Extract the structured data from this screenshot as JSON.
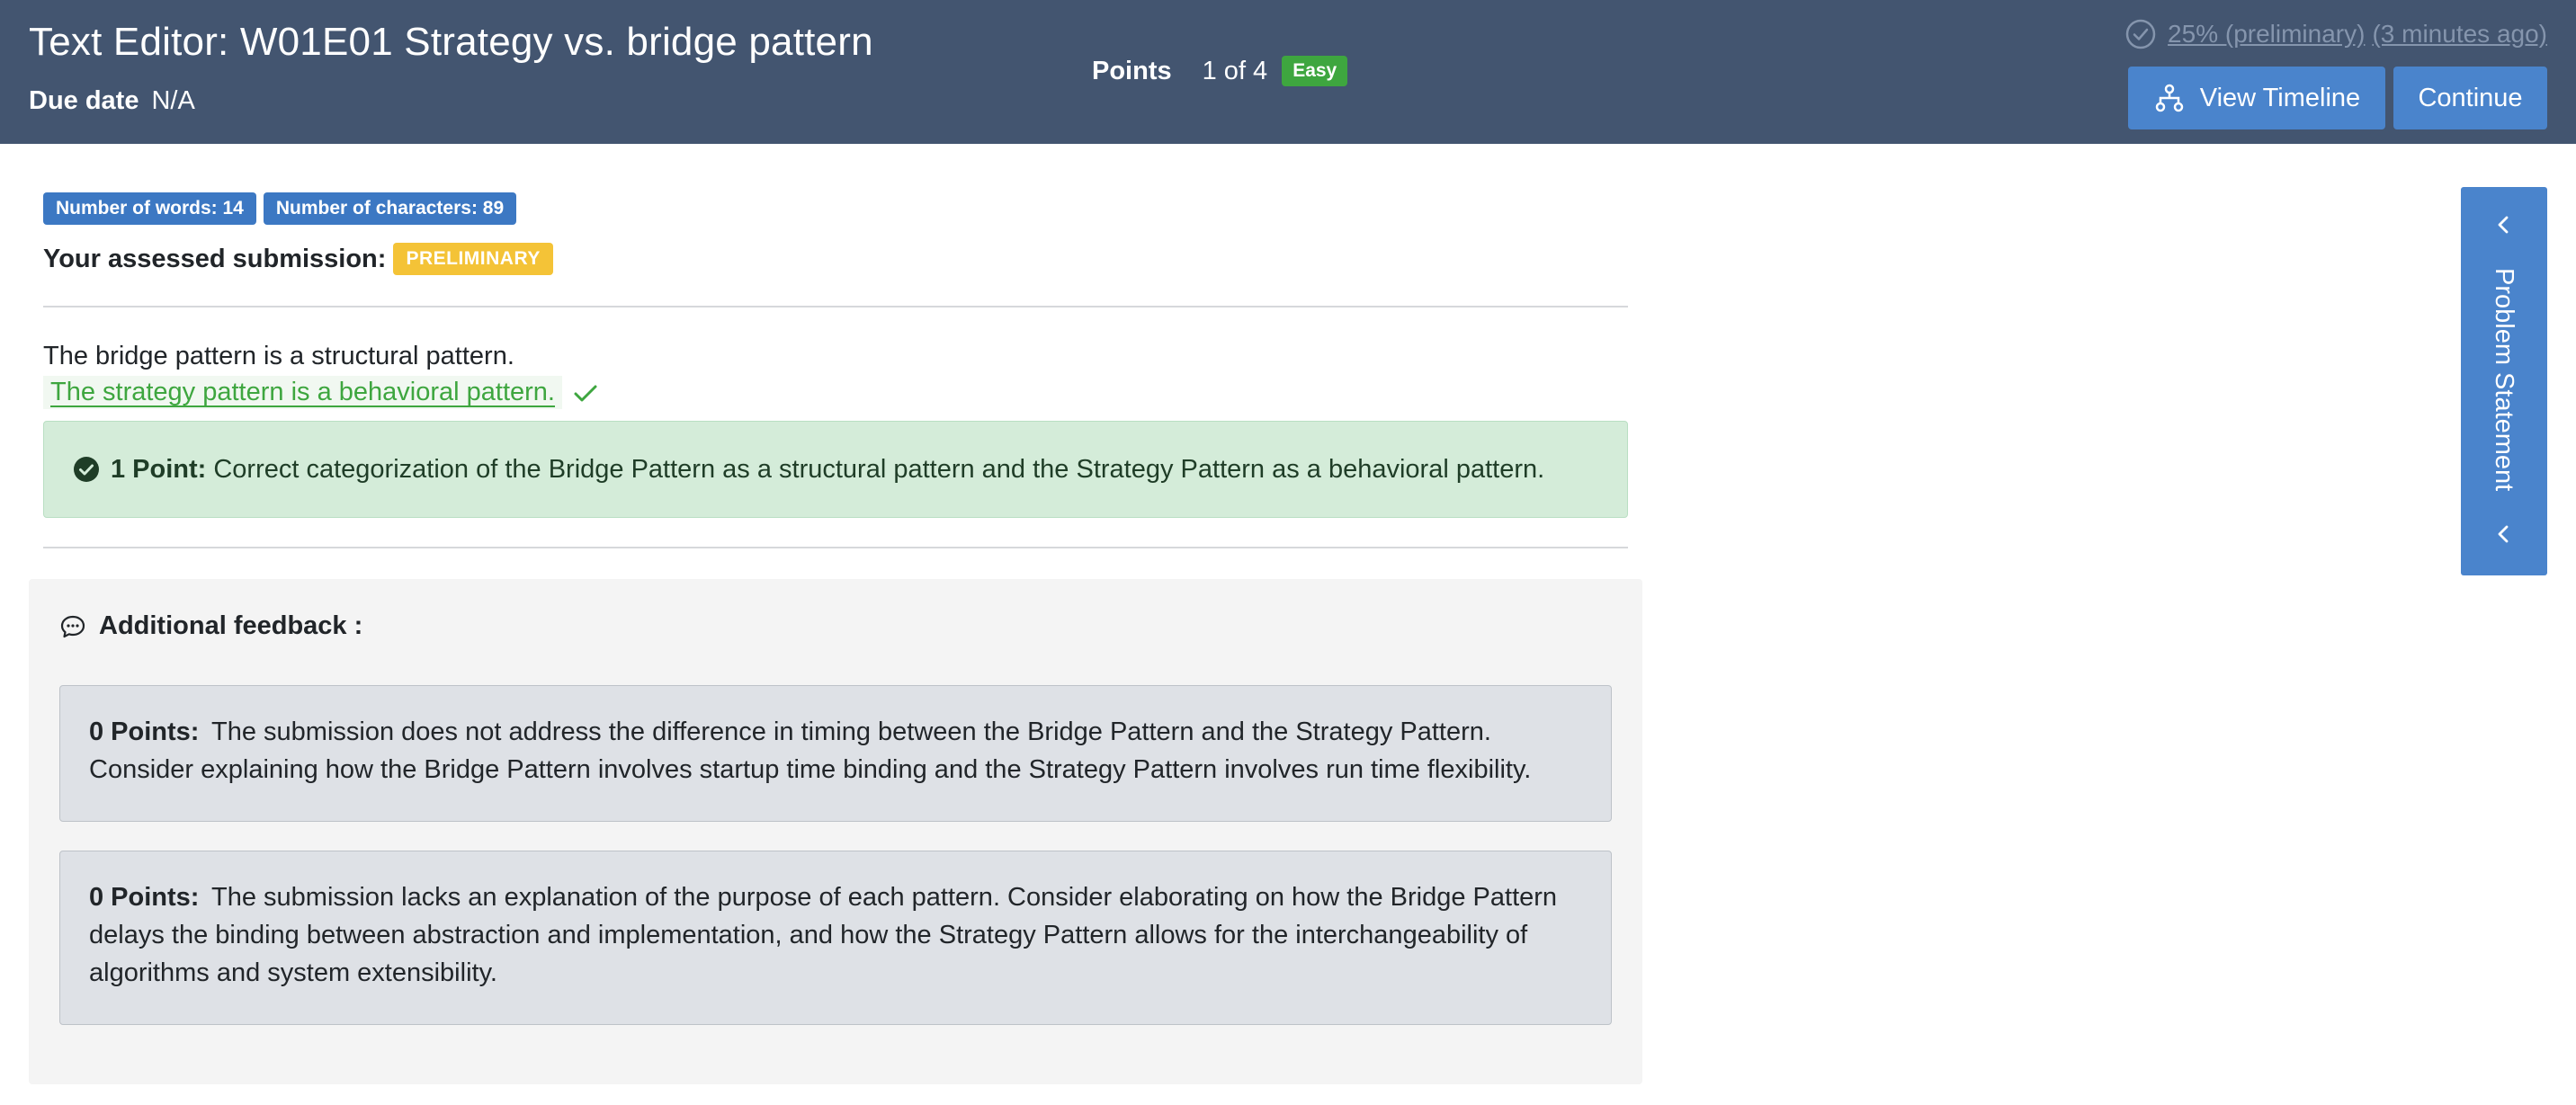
{
  "header": {
    "title": "Text Editor: W01E01 Strategy vs. bridge pattern",
    "due_label": "Due date",
    "due_value": "N/A",
    "points_label": "Points",
    "points_value": "1 of 4",
    "difficulty": "Easy",
    "status_score": "25% (preliminary)",
    "status_time": "(3 minutes ago)",
    "view_timeline_label": "View Timeline",
    "continue_label": "Continue"
  },
  "stats": {
    "words": "Number of words: 14",
    "characters": "Number of characters: 89"
  },
  "submission": {
    "heading": "Your assessed submission:",
    "badge": "PRELIMINARY",
    "line1": "The bridge pattern is a structural pattern.",
    "line2": "The strategy pattern is a behavioral pattern.",
    "feedback_points": "1 Point:",
    "feedback_text": "Correct categorization of the Bridge Pattern as a structural pattern and the Strategy Pattern as a behavioral pattern."
  },
  "additional_feedback": {
    "title": "Additional feedback :",
    "items": [
      {
        "points": "0 Points:",
        "text": "The submission does not address the difference in timing between the Bridge Pattern and the Strategy Pattern. Consider explaining how the Bridge Pattern involves startup time binding and the Strategy Pattern involves run time flexibility."
      },
      {
        "points": "0 Points:",
        "text": "The submission lacks an explanation of the purpose of each pattern. Consider elaborating on how the Bridge Pattern delays the binding between abstraction and implementation, and how the Strategy Pattern allows for the interchangeability of algorithms and system extensibility."
      }
    ]
  },
  "side_panel": {
    "label": "Problem Statement"
  },
  "colors": {
    "header_bg": "#435570",
    "primary": "#4a84cc",
    "success": "#3ea63f",
    "warning": "#f4c337",
    "success_bg": "#d4ecd9"
  },
  "icons": {
    "status": "circle-check-icon",
    "timeline": "timeline-icon",
    "correct": "check-icon",
    "feedback": "comment-icon",
    "collapse": "chevron-left-icon"
  }
}
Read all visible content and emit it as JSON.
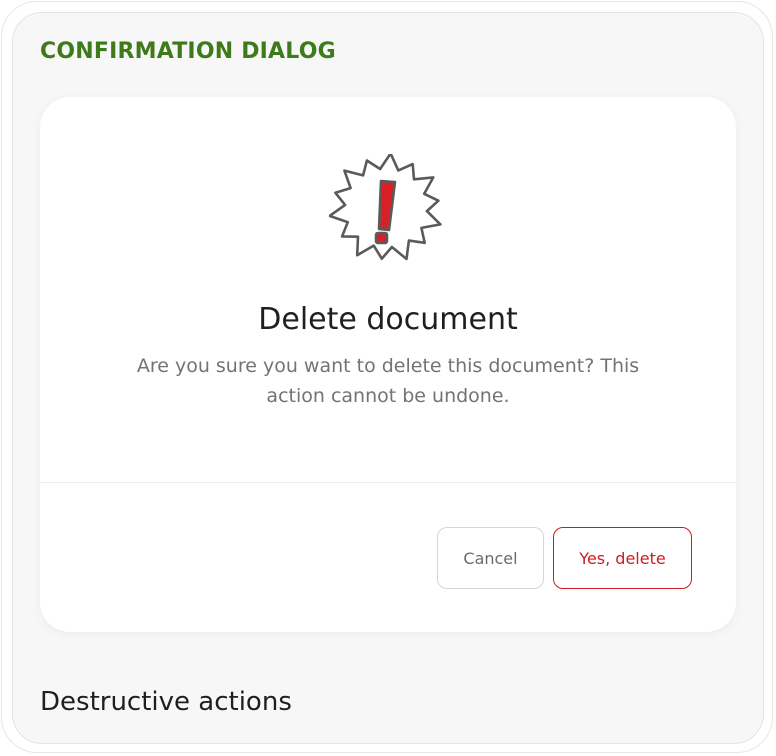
{
  "section": {
    "label": "CONFIRMATION DIALOG"
  },
  "dialog": {
    "icon": "alert-burst-icon",
    "title": "Delete document",
    "message": "Are you sure you want to delete this document? This action cannot be undone.",
    "cancel_label": "Cancel",
    "confirm_label": "Yes, delete"
  },
  "footer": {
    "text": "Destructive actions"
  },
  "colors": {
    "accent_green": "#3f7a1a",
    "danger_red": "#cc1b22",
    "icon_red": "#d92027",
    "icon_stroke": "#5a5a5a"
  }
}
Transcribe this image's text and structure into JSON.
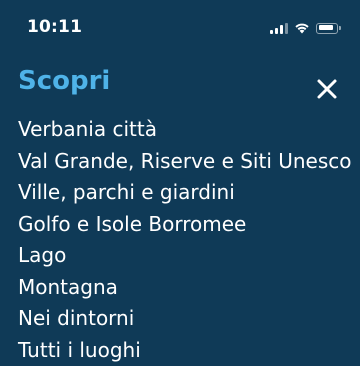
{
  "status_bar": {
    "time": "10:11",
    "icons": [
      "signal-icon",
      "wifi-icon",
      "battery-icon"
    ]
  },
  "header": {
    "title": "Scopri",
    "close_icon": "close-icon"
  },
  "menu": {
    "items": [
      {
        "label": "Verbania città"
      },
      {
        "label": "Val Grande, Riserve e Siti Unesco"
      },
      {
        "label": "Ville, parchi e giardini"
      },
      {
        "label": "Golfo e Isole Borromee"
      },
      {
        "label": "Lago"
      },
      {
        "label": "Montagna"
      },
      {
        "label": "Nei dintorni"
      },
      {
        "label": "Tutti i luoghi"
      }
    ]
  },
  "colors": {
    "background": "#0f3a57",
    "accent": "#4fb3e8",
    "text": "#ffffff"
  }
}
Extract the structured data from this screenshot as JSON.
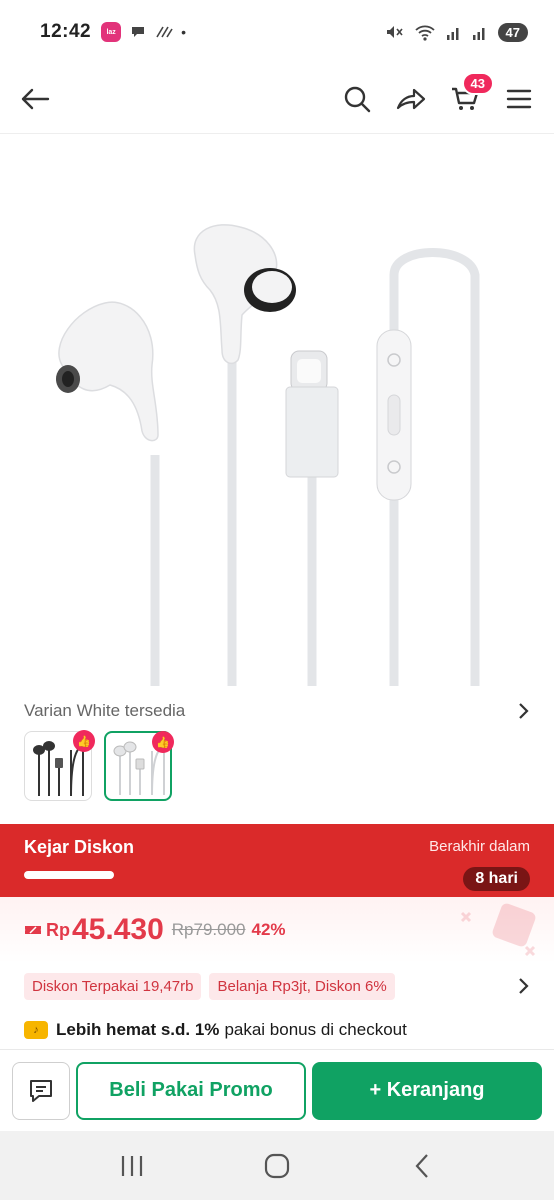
{
  "status_bar": {
    "time": "12:42",
    "app_icon_label": "laz",
    "signal_label": "5",
    "battery": "47"
  },
  "top_nav": {
    "cart_count": "43",
    "icons": [
      "back-arrow-icon",
      "search-icon",
      "share-icon",
      "cart-icon",
      "menu-icon"
    ]
  },
  "product": {
    "image_description_icon": "earphones-image"
  },
  "variants": {
    "text": "Varian White tersedia",
    "options": [
      {
        "name": "Black",
        "selected": false
      },
      {
        "name": "White",
        "selected": true
      }
    ]
  },
  "deal": {
    "title": "Kejar Diskon",
    "ends_label": "Berakhir dalam",
    "days_left": "8 hari"
  },
  "price": {
    "currency": "Rp",
    "current": "45.430",
    "original": "Rp79.000",
    "discount": "42%"
  },
  "promos": [
    "Diskon Terpakai 19,47rb",
    "Belanja Rp3jt, Diskon 6%"
  ],
  "bonus": {
    "strong": "Lebih hemat s.d. 1%",
    "rest": "pakai bonus di checkout"
  },
  "actions": {
    "promo_button": "Beli Pakai Promo",
    "cart_button": "+ Keranjang"
  },
  "colors": {
    "brand_green": "#10a263",
    "deal_red": "#da2a2a",
    "price_red": "#e33a4a",
    "badge_pink": "#f0295c"
  }
}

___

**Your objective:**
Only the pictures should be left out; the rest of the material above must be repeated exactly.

**Final answer:**
Extract the structured data from this screenshot as JSON.
{
  "header": {
    "title": "Text Editor: W01E01 Strategy vs. bridge pattern",
    "due_label": "Due date",
    "due_value": "N/A",
    "points_label": "Points",
    "points_value": "1 of 4",
    "difficulty": "Easy",
    "status_score": "25% (preliminary)",
    "status_time": "(3 minutes ago)",
    "view_timeline_label": "View Timeline",
    "continue_label": "Continue"
  },
  "stats": {
    "words": "Number of words: 14",
    "characters": "Number of characters: 89"
  },
  "submission": {
    "heading": "Your assessed submission:",
    "badge": "PRELIMINARY",
    "line1": "The bridge pattern is a structural pattern.",
    "line2": "The strategy pattern is a behavioral pattern.",
    "feedback_points": "1 Point:",
    "feedback_text": "Correct categorization of the Bridge Pattern as a structural pattern and the Strategy Pattern as a behavioral pattern."
  },
  "additional_feedback": {
    "title": "Additional feedback :",
    "items": [
      {
        "points": "0 Points:",
        "text": "The submission does not address the difference in timing between the Bridge Pattern and the Strategy Pattern. Consider explaining how the Bridge Pattern involves startup time binding and the Strategy Pattern involves run time flexibility."
      },
      {
        "points": "0 Points:",
        "text": "The submission lacks an explanation of the purpose of each pattern. Consider elaborating on how the Bridge Pattern delays the binding between abstraction and implementation, and how the Strategy Pattern allows for the interchangeability of algorithms and system extensibility."
      }
    ]
  },
  "side_panel": {
    "label": "Problem Statement"
  },
  "colors": {
    "header_bg": "#435570",
    "primary": "#4a84cc",
    "success": "#3ea63f",
    "warning": "#f4c337",
    "success_bg": "#d4ecd9"
  },
  "icons": {
    "status": "circle-check-icon",
    "timeline": "timeline-icon",
    "correct": "check-icon",
    "feedback": "comment-icon",
    "collapse": "chevron-left-icon"
  }
}
Read all visible content and emit it as JSON.
{
  "section": {
    "label": "CONFIRMATION DIALOG"
  },
  "dialog": {
    "icon": "alert-burst-icon",
    "title": "Delete document",
    "message": "Are you sure you want to delete this document? This action cannot be undone.",
    "cancel_label": "Cancel",
    "confirm_label": "Yes, delete"
  },
  "footer": {
    "text": "Destructive actions"
  },
  "colors": {
    "accent_green": "#3f7a1a",
    "danger_red": "#cc1b22",
    "icon_red": "#d92027",
    "icon_stroke": "#5a5a5a"
  }
}
Transcribe this image's text and structure into JSON.
{
  "status_bar": {
    "time": "10:11",
    "icons": [
      "signal-icon",
      "wifi-icon",
      "battery-icon"
    ]
  },
  "header": {
    "title": "Scopri",
    "close_icon": "close-icon"
  },
  "menu": {
    "items": [
      {
        "label": "Verbania città"
      },
      {
        "label": "Val Grande, Riserve e Siti Unesco"
      },
      {
        "label": "Ville, parchi e giardini"
      },
      {
        "label": "Golfo e Isole Borromee"
      },
      {
        "label": "Lago"
      },
      {
        "label": "Montagna"
      },
      {
        "label": "Nei dintorni"
      },
      {
        "label": "Tutti i luoghi"
      }
    ]
  },
  "colors": {
    "background": "#0f3a57",
    "accent": "#4fb3e8",
    "text": "#ffffff"
  }
}
Extract the structured data from this screenshot as JSON.
{
  "status_bar": {
    "time": "12:42",
    "app_icon_label": "laz",
    "signal_label": "5",
    "battery": "47"
  },
  "top_nav": {
    "cart_count": "43",
    "icons": [
      "back-arrow-icon",
      "search-icon",
      "share-icon",
      "cart-icon",
      "menu-icon"
    ]
  },
  "product": {
    "image_description_icon": "earphones-image"
  },
  "variants": {
    "text": "Varian White tersedia",
    "options": [
      {
        "name": "Black",
        "selected": false
      },
      {
        "name": "White",
        "selected": true
      }
    ]
  },
  "deal": {
    "title": "Kejar Diskon",
    "ends_label": "Berakhir dalam",
    "days_left": "8 hari"
  },
  "price": {
    "currency": "Rp",
    "current": "45.430",
    "original": "Rp79.000",
    "discount": "42%"
  },
  "promos": [
    "Diskon Terpakai 19,47rb",
    "Belanja Rp3jt, Diskon 6%"
  ],
  "bonus": {
    "strong": "Lebih hemat s.d. 1%",
    "rest": "pakai bonus di checkout"
  },
  "actions": {
    "promo_button": "Beli Pakai Promo",
    "cart_button": "+ Keranjang"
  },
  "colors": {
    "brand_green": "#10a263",
    "deal_red": "#da2a2a",
    "price_red": "#e33a4a",
    "badge_pink": "#f0295c"
  }
}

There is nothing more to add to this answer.